Dataset rows for apps and sites:
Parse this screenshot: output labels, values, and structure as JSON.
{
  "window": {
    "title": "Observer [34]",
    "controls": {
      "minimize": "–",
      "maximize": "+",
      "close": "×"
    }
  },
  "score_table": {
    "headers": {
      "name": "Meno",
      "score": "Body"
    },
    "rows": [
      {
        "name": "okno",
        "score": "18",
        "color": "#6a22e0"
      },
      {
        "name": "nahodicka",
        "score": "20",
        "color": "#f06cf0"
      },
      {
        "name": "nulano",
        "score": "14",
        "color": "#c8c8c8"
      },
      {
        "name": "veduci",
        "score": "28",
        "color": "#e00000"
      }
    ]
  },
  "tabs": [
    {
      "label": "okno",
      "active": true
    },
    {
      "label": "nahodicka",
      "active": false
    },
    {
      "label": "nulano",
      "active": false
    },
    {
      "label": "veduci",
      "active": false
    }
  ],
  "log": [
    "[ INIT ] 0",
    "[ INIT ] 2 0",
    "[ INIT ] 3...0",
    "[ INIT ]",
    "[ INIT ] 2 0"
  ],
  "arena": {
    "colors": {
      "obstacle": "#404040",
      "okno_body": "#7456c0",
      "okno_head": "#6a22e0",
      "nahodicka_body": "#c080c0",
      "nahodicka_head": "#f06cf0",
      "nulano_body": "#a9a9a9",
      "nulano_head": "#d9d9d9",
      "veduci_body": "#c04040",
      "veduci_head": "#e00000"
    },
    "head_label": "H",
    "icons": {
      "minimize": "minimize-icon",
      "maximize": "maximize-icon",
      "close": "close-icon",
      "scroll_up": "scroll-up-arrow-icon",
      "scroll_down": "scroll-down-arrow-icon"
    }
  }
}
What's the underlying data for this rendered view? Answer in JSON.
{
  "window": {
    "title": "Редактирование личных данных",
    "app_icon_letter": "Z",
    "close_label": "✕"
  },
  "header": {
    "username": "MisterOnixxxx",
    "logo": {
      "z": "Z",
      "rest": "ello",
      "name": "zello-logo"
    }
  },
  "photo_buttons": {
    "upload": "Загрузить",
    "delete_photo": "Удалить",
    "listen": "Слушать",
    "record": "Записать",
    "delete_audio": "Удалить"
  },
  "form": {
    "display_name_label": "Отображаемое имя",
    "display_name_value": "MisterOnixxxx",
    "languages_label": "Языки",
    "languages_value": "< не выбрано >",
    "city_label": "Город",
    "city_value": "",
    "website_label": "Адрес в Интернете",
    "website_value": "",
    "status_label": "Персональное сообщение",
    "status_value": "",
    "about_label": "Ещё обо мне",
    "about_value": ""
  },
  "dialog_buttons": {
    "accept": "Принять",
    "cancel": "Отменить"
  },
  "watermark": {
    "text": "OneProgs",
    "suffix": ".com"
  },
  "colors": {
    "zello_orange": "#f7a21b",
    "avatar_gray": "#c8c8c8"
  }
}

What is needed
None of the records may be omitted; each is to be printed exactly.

Task response
Parse this screenshot: output labels, values, and structure as JSON.
{
  "window": {
    "title": "Observer [34]",
    "controls": {
      "minimize": "–",
      "maximize": "+",
      "close": "×"
    }
  },
  "score_table": {
    "headers": {
      "name": "Meno",
      "score": "Body"
    },
    "rows": [
      {
        "name": "okno",
        "score": "18",
        "color": "#6a22e0"
      },
      {
        "name": "nahodicka",
        "score": "20",
        "color": "#f06cf0"
      },
      {
        "name": "nulano",
        "score": "14",
        "color": "#c8c8c8"
      },
      {
        "name": "veduci",
        "score": "28",
        "color": "#e00000"
      }
    ]
  },
  "tabs": [
    {
      "label": "okno",
      "active": true
    },
    {
      "label": "nahodicka",
      "active": false
    },
    {
      "label": "nulano",
      "active": false
    },
    {
      "label": "veduci",
      "active": false
    }
  ],
  "log": [
    "[ INIT ] 0",
    "[ INIT ] 2 0",
    "[ INIT ] 3...0",
    "[ INIT ]",
    "[ INIT ] 2 0"
  ],
  "arena": {
    "colors": {
      "obstacle": "#404040",
      "okno_body": "#7456c0",
      "okno_head": "#6a22e0",
      "nahodicka_body": "#c080c0",
      "nahodicka_head": "#f06cf0",
      "nulano_body": "#a9a9a9",
      "nulano_head": "#d9d9d9",
      "veduci_body": "#c04040",
      "veduci_head": "#e00000"
    },
    "head_label": "H",
    "icons": {
      "minimize": "minimize-icon",
      "maximize": "maximize-icon",
      "close": "close-icon",
      "scroll_up": "scroll-up-arrow-icon",
      "scroll_down": "scroll-down-arrow-icon"
    }
  }
}
What's the underlying data for this rendered view? Answer in JSON.
{
  "window": {
    "title": "Редактирование личных данных",
    "app_icon_letter": "Z",
    "close_label": "✕"
  },
  "header": {
    "username": "MisterOnixxxx",
    "logo": {
      "z": "Z",
      "rest": "ello",
      "name": "zello-logo"
    }
  },
  "photo_buttons": {
    "upload": "Загрузить",
    "delete_photo": "Удалить",
    "listen": "Слушать",
    "record": "Записать",
    "delete_audio": "Удалить"
  },
  "form": {
    "display_name_label": "Отображаемое имя",
    "display_name_value": "MisterOnixxxx",
    "languages_label": "Языки",
    "languages_value": "< не выбрано >",
    "city_label": "Город",
    "city_value": "",
    "website_label": "Адрес в Интернете",
    "website_value": "",
    "status_label": "Персональное сообщение",
    "status_value": "",
    "about_label": "Ещё обо мне",
    "about_value": ""
  },
  "dialog_buttons": {
    "accept": "Принять",
    "cancel": "Отменить"
  },
  "watermark": {
    "text": "OneProgs",
    "suffix": ".com"
  },
  "colors": {
    "zello_orange": "#f7a21b",
    "avatar_gray": "#c8c8c8"
  }
}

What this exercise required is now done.